[Records for this exercise — start]
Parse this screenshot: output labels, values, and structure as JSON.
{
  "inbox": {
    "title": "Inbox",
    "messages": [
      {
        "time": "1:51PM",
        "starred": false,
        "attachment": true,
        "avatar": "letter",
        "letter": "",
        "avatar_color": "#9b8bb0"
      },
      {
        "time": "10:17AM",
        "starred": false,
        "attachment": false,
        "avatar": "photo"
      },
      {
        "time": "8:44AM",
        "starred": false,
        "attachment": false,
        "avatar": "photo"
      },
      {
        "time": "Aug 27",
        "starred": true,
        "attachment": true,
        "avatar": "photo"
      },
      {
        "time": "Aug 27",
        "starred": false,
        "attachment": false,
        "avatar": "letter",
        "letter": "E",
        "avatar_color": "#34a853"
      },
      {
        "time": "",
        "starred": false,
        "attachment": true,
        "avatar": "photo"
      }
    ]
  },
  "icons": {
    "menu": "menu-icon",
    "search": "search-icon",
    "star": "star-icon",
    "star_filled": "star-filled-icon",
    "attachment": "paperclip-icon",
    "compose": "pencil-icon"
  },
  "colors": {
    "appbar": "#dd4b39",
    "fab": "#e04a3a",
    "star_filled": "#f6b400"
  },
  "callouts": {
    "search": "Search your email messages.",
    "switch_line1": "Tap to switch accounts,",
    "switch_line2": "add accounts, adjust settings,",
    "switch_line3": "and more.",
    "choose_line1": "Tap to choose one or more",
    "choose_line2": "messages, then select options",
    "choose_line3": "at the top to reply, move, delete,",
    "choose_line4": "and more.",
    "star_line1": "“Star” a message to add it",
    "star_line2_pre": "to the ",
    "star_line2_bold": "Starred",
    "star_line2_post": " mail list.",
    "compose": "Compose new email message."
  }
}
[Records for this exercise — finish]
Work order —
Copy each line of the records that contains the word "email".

The completed task —
    "search": "Search your email messages.",
    "compose": "Compose new email message."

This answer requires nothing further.